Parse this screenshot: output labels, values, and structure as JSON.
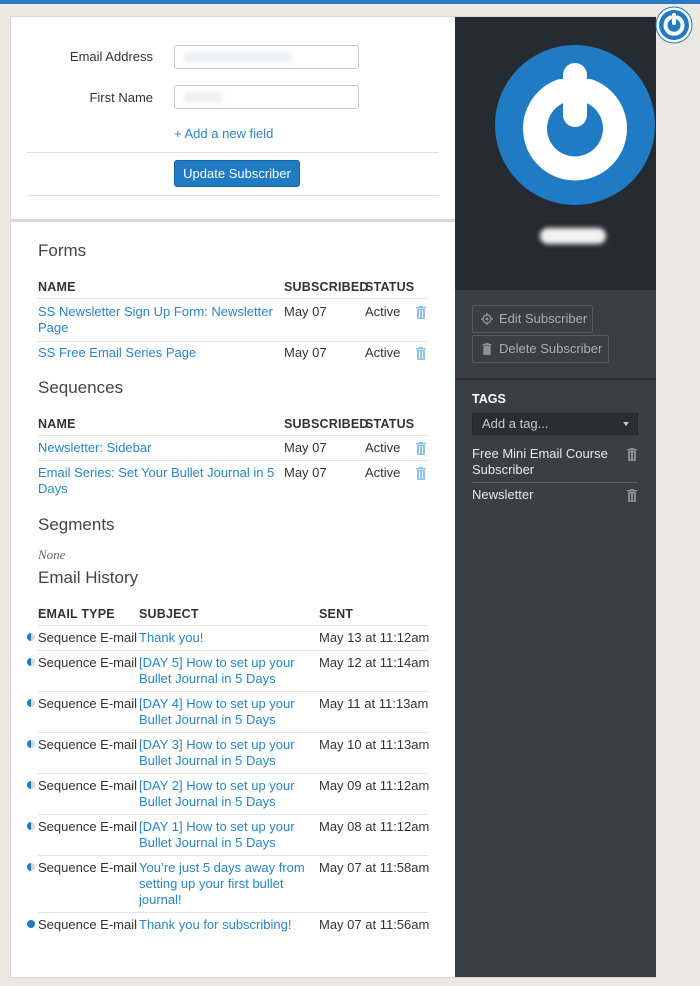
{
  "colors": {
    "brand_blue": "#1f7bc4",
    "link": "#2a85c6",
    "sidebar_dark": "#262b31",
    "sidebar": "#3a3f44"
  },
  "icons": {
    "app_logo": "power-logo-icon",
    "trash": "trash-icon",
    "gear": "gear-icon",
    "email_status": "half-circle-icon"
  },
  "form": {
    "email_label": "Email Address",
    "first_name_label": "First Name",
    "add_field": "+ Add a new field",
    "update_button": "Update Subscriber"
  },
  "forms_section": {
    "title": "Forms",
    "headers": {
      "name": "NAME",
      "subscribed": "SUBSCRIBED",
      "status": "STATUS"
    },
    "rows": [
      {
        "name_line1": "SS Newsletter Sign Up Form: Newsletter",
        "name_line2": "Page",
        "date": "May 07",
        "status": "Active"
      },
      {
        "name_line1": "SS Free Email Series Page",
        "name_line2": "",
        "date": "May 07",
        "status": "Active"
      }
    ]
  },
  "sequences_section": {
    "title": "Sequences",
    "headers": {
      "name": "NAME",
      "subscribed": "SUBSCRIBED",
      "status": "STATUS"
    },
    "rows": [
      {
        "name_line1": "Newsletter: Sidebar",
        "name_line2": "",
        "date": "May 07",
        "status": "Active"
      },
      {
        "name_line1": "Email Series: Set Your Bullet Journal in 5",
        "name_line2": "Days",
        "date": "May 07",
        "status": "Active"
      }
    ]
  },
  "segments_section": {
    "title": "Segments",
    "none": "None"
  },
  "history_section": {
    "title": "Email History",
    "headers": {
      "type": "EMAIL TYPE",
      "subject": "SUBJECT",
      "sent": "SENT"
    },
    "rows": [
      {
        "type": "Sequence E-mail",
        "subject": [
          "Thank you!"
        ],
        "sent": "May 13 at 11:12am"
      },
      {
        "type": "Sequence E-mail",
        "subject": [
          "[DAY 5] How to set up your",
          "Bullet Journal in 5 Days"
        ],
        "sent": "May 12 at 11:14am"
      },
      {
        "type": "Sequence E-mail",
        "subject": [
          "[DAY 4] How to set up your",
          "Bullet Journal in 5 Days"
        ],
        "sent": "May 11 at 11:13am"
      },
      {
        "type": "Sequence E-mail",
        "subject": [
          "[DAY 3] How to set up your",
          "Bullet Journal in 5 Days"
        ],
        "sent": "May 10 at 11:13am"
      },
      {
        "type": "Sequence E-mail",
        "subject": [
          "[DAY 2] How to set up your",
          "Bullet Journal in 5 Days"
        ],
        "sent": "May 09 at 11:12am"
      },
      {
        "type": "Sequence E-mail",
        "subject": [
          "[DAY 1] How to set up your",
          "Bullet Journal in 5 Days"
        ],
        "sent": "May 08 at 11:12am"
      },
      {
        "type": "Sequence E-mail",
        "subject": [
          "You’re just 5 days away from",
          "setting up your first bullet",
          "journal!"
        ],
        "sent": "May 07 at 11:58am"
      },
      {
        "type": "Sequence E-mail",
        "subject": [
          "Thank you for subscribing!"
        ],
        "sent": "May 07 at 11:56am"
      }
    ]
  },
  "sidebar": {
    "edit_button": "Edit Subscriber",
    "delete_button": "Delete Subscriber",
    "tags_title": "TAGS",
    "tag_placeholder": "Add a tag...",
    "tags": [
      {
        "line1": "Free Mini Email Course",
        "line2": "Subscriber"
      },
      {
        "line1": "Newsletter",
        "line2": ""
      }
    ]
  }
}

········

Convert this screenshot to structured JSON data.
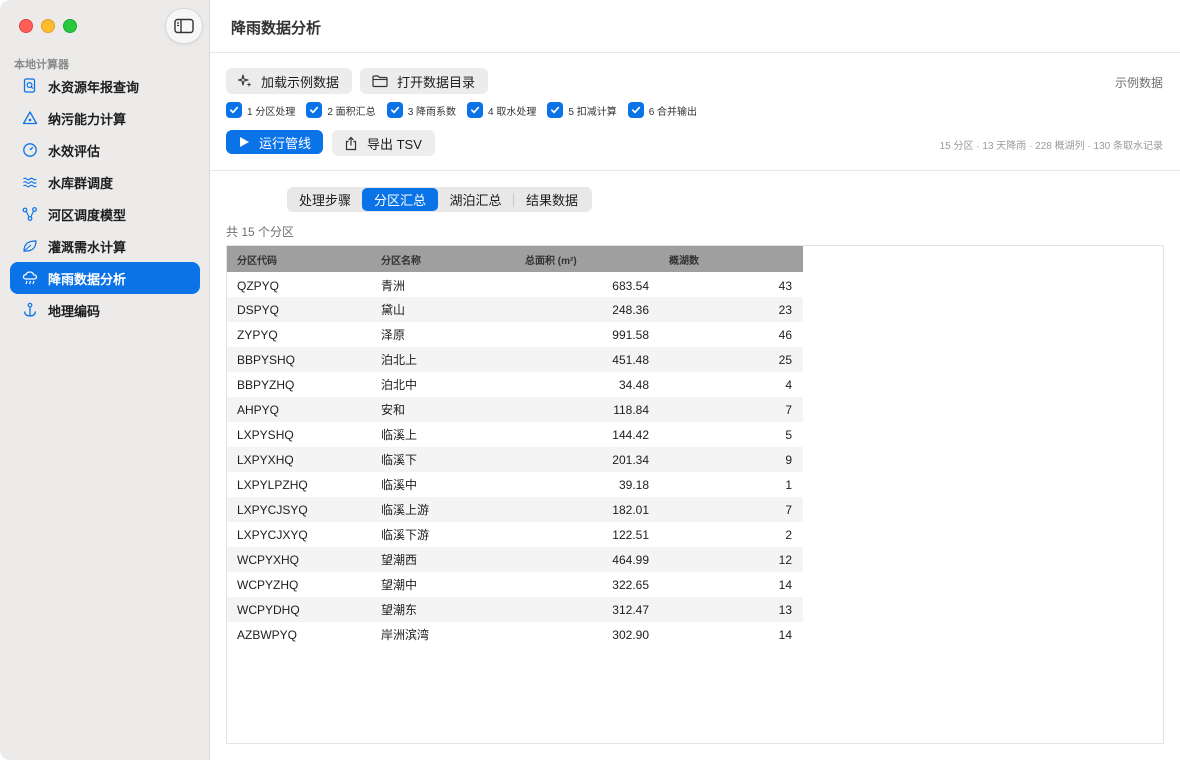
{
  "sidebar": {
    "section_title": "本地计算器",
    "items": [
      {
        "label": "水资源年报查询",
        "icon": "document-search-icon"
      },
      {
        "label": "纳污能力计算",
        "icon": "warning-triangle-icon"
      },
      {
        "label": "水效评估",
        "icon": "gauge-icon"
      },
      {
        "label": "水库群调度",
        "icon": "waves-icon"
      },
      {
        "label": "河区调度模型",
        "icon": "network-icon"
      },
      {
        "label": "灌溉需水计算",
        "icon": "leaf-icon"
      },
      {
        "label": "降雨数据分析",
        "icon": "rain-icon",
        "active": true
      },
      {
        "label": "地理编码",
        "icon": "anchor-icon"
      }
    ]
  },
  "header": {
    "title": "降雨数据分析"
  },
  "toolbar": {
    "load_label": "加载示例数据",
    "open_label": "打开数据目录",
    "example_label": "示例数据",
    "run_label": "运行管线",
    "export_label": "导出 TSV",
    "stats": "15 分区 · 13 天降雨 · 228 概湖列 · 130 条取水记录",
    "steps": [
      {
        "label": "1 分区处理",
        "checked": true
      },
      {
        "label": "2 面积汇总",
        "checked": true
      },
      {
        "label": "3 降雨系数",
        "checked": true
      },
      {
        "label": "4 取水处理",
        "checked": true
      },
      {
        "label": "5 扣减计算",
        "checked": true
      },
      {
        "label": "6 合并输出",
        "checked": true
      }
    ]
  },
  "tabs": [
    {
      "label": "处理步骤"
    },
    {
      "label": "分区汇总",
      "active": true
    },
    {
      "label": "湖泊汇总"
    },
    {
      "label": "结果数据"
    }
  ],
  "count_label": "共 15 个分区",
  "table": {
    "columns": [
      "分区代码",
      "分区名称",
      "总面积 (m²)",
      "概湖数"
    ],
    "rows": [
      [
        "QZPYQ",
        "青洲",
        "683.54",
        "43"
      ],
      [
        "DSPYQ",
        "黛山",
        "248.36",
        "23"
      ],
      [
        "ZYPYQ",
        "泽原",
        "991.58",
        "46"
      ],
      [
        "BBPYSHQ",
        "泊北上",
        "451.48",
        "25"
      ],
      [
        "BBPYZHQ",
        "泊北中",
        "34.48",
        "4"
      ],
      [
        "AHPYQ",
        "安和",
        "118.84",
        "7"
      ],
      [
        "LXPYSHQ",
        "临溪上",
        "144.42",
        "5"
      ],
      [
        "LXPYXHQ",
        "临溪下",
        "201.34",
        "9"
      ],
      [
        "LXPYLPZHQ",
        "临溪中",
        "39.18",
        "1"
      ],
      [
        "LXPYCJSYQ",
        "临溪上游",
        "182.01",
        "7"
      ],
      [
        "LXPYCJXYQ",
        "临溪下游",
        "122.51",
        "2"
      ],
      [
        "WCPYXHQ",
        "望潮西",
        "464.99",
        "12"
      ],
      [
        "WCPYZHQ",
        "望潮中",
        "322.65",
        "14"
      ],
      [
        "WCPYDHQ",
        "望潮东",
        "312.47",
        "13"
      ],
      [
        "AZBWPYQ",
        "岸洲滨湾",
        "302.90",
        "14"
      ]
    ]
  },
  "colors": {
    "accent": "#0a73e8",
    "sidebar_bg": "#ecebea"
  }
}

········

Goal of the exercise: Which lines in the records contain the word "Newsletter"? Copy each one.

Your solution:
        "name_line1": "SS Newsletter Sign Up Form: Newsletter",
        "name_line1": "Newsletter: Sidebar",
        "line1": "Newsletter",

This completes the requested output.